Data records for software interfaces:
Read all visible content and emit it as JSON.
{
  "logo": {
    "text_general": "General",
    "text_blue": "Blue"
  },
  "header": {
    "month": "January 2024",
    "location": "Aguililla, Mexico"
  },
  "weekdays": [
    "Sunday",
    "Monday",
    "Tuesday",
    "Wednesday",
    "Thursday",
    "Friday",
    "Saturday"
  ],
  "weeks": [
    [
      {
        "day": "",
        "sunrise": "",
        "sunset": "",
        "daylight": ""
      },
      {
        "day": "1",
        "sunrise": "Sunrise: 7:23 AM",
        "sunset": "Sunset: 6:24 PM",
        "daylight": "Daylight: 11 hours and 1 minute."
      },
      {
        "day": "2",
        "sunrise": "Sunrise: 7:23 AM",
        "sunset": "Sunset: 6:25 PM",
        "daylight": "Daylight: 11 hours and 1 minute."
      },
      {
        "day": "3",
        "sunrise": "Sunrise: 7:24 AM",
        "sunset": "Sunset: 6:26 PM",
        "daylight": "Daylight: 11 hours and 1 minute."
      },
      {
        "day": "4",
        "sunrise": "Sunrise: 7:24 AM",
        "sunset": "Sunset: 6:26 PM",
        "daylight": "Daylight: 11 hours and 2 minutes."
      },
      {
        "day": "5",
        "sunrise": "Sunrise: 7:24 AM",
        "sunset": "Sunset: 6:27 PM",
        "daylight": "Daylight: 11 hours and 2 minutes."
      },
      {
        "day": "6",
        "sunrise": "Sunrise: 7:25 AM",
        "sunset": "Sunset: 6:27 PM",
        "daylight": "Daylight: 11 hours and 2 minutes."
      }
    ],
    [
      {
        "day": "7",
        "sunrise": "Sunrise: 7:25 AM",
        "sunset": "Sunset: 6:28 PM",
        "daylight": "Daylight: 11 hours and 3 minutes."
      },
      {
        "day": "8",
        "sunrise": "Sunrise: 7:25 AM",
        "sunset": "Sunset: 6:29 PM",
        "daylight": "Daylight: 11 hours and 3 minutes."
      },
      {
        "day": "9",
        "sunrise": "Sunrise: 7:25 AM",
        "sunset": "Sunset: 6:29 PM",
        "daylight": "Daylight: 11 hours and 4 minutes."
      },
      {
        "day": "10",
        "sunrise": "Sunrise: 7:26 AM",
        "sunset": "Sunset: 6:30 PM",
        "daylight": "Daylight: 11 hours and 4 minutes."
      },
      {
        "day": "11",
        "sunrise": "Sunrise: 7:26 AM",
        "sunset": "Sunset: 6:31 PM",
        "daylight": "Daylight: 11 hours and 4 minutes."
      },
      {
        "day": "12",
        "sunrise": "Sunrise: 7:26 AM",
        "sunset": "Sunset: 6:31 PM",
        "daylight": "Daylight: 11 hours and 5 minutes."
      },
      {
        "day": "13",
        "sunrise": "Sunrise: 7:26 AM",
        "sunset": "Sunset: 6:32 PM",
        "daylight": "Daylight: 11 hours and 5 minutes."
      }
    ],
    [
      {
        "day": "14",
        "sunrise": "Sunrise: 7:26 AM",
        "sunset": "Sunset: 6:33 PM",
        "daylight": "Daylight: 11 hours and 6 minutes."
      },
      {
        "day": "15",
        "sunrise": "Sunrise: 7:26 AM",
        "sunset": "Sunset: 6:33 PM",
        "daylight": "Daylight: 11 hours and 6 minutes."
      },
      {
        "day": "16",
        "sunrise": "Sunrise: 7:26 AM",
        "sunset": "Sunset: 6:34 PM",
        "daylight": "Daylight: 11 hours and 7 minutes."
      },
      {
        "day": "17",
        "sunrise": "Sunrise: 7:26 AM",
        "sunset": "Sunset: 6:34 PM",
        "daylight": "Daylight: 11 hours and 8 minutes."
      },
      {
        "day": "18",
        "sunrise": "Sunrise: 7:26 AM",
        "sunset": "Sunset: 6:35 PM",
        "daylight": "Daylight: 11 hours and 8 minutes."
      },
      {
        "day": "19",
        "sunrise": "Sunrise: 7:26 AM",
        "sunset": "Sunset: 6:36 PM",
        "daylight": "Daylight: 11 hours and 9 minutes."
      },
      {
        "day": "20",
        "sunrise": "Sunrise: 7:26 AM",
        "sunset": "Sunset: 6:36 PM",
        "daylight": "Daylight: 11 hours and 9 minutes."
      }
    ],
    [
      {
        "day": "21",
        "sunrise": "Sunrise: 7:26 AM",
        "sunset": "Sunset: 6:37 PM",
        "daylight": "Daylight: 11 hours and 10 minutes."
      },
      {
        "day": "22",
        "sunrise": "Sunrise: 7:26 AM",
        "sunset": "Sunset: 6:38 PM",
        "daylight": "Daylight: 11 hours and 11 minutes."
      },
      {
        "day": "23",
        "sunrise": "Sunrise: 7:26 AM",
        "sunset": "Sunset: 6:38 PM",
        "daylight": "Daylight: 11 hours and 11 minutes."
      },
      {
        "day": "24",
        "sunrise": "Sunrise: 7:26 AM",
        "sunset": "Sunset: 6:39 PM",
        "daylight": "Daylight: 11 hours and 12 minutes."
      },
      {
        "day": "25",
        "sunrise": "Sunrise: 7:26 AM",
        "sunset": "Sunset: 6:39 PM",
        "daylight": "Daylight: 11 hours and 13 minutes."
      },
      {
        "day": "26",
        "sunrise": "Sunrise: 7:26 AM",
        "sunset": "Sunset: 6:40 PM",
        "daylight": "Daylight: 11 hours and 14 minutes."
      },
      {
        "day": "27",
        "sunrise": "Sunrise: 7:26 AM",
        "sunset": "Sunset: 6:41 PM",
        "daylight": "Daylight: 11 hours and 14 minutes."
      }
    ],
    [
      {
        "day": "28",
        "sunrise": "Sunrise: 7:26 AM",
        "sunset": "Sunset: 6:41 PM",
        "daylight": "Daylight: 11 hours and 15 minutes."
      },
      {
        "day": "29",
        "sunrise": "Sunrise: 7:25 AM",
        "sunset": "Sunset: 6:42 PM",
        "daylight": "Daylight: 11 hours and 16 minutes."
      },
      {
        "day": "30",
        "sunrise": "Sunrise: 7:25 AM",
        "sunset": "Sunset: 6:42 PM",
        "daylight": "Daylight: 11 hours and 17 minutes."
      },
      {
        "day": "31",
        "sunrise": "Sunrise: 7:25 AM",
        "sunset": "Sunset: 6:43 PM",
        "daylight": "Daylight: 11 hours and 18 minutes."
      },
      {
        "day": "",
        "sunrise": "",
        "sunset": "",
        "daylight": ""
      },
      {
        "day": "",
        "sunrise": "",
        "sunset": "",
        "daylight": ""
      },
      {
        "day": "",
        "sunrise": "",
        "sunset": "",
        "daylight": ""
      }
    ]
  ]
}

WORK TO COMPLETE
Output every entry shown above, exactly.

SOLUTION TO THE EXERCISE
Read all visible content and emit it as JSON.
{
  "logo": {
    "text_general": "General",
    "text_blue": "Blue"
  },
  "header": {
    "month": "January 2024",
    "location": "Aguililla, Mexico"
  },
  "weekdays": [
    "Sunday",
    "Monday",
    "Tuesday",
    "Wednesday",
    "Thursday",
    "Friday",
    "Saturday"
  ],
  "weeks": [
    [
      {
        "day": "",
        "sunrise": "",
        "sunset": "",
        "daylight": ""
      },
      {
        "day": "1",
        "sunrise": "Sunrise: 7:23 AM",
        "sunset": "Sunset: 6:24 PM",
        "daylight": "Daylight: 11 hours and 1 minute."
      },
      {
        "day": "2",
        "sunrise": "Sunrise: 7:23 AM",
        "sunset": "Sunset: 6:25 PM",
        "daylight": "Daylight: 11 hours and 1 minute."
      },
      {
        "day": "3",
        "sunrise": "Sunrise: 7:24 AM",
        "sunset": "Sunset: 6:26 PM",
        "daylight": "Daylight: 11 hours and 1 minute."
      },
      {
        "day": "4",
        "sunrise": "Sunrise: 7:24 AM",
        "sunset": "Sunset: 6:26 PM",
        "daylight": "Daylight: 11 hours and 2 minutes."
      },
      {
        "day": "5",
        "sunrise": "Sunrise: 7:24 AM",
        "sunset": "Sunset: 6:27 PM",
        "daylight": "Daylight: 11 hours and 2 minutes."
      },
      {
        "day": "6",
        "sunrise": "Sunrise: 7:25 AM",
        "sunset": "Sunset: 6:27 PM",
        "daylight": "Daylight: 11 hours and 2 minutes."
      }
    ],
    [
      {
        "day": "7",
        "sunrise": "Sunrise: 7:25 AM",
        "sunset": "Sunset: 6:28 PM",
        "daylight": "Daylight: 11 hours and 3 minutes."
      },
      {
        "day": "8",
        "sunrise": "Sunrise: 7:25 AM",
        "sunset": "Sunset: 6:29 PM",
        "daylight": "Daylight: 11 hours and 3 minutes."
      },
      {
        "day": "9",
        "sunrise": "Sunrise: 7:25 AM",
        "sunset": "Sunset: 6:29 PM",
        "daylight": "Daylight: 11 hours and 4 minutes."
      },
      {
        "day": "10",
        "sunrise": "Sunrise: 7:26 AM",
        "sunset": "Sunset: 6:30 PM",
        "daylight": "Daylight: 11 hours and 4 minutes."
      },
      {
        "day": "11",
        "sunrise": "Sunrise: 7:26 AM",
        "sunset": "Sunset: 6:31 PM",
        "daylight": "Daylight: 11 hours and 4 minutes."
      },
      {
        "day": "12",
        "sunrise": "Sunrise: 7:26 AM",
        "sunset": "Sunset: 6:31 PM",
        "daylight": "Daylight: 11 hours and 5 minutes."
      },
      {
        "day": "13",
        "sunrise": "Sunrise: 7:26 AM",
        "sunset": "Sunset: 6:32 PM",
        "daylight": "Daylight: 11 hours and 5 minutes."
      }
    ],
    [
      {
        "day": "14",
        "sunrise": "Sunrise: 7:26 AM",
        "sunset": "Sunset: 6:33 PM",
        "daylight": "Daylight: 11 hours and 6 minutes."
      },
      {
        "day": "15",
        "sunrise": "Sunrise: 7:26 AM",
        "sunset": "Sunset: 6:33 PM",
        "daylight": "Daylight: 11 hours and 6 minutes."
      },
      {
        "day": "16",
        "sunrise": "Sunrise: 7:26 AM",
        "sunset": "Sunset: 6:34 PM",
        "daylight": "Daylight: 11 hours and 7 minutes."
      },
      {
        "day": "17",
        "sunrise": "Sunrise: 7:26 AM",
        "sunset": "Sunset: 6:34 PM",
        "daylight": "Daylight: 11 hours and 8 minutes."
      },
      {
        "day": "18",
        "sunrise": "Sunrise: 7:26 AM",
        "sunset": "Sunset: 6:35 PM",
        "daylight": "Daylight: 11 hours and 8 minutes."
      },
      {
        "day": "19",
        "sunrise": "Sunrise: 7:26 AM",
        "sunset": "Sunset: 6:36 PM",
        "daylight": "Daylight: 11 hours and 9 minutes."
      },
      {
        "day": "20",
        "sunrise": "Sunrise: 7:26 AM",
        "sunset": "Sunset: 6:36 PM",
        "daylight": "Daylight: 11 hours and 9 minutes."
      }
    ],
    [
      {
        "day": "21",
        "sunrise": "Sunrise: 7:26 AM",
        "sunset": "Sunset: 6:37 PM",
        "daylight": "Daylight: 11 hours and 10 minutes."
      },
      {
        "day": "22",
        "sunrise": "Sunrise: 7:26 AM",
        "sunset": "Sunset: 6:38 PM",
        "daylight": "Daylight: 11 hours and 11 minutes."
      },
      {
        "day": "23",
        "sunrise": "Sunrise: 7:26 AM",
        "sunset": "Sunset: 6:38 PM",
        "daylight": "Daylight: 11 hours and 11 minutes."
      },
      {
        "day": "24",
        "sunrise": "Sunrise: 7:26 AM",
        "sunset": "Sunset: 6:39 PM",
        "daylight": "Daylight: 11 hours and 12 minutes."
      },
      {
        "day": "25",
        "sunrise": "Sunrise: 7:26 AM",
        "sunset": "Sunset: 6:39 PM",
        "daylight": "Daylight: 11 hours and 13 minutes."
      },
      {
        "day": "26",
        "sunrise": "Sunrise: 7:26 AM",
        "sunset": "Sunset: 6:40 PM",
        "daylight": "Daylight: 11 hours and 14 minutes."
      },
      {
        "day": "27",
        "sunrise": "Sunrise: 7:26 AM",
        "sunset": "Sunset: 6:41 PM",
        "daylight": "Daylight: 11 hours and 14 minutes."
      }
    ],
    [
      {
        "day": "28",
        "sunrise": "Sunrise: 7:26 AM",
        "sunset": "Sunset: 6:41 PM",
        "daylight": "Daylight: 11 hours and 15 minutes."
      },
      {
        "day": "29",
        "sunrise": "Sunrise: 7:25 AM",
        "sunset": "Sunset: 6:42 PM",
        "daylight": "Daylight: 11 hours and 16 minutes."
      },
      {
        "day": "30",
        "sunrise": "Sunrise: 7:25 AM",
        "sunset": "Sunset: 6:42 PM",
        "daylight": "Daylight: 11 hours and 17 minutes."
      },
      {
        "day": "31",
        "sunrise": "Sunrise: 7:25 AM",
        "sunset": "Sunset: 6:43 PM",
        "daylight": "Daylight: 11 hours and 18 minutes."
      },
      {
        "day": "",
        "sunrise": "",
        "sunset": "",
        "daylight": ""
      },
      {
        "day": "",
        "sunrise": "",
        "sunset": "",
        "daylight": ""
      },
      {
        "day": "",
        "sunrise": "",
        "sunset": "",
        "daylight": ""
      }
    ]
  ]
}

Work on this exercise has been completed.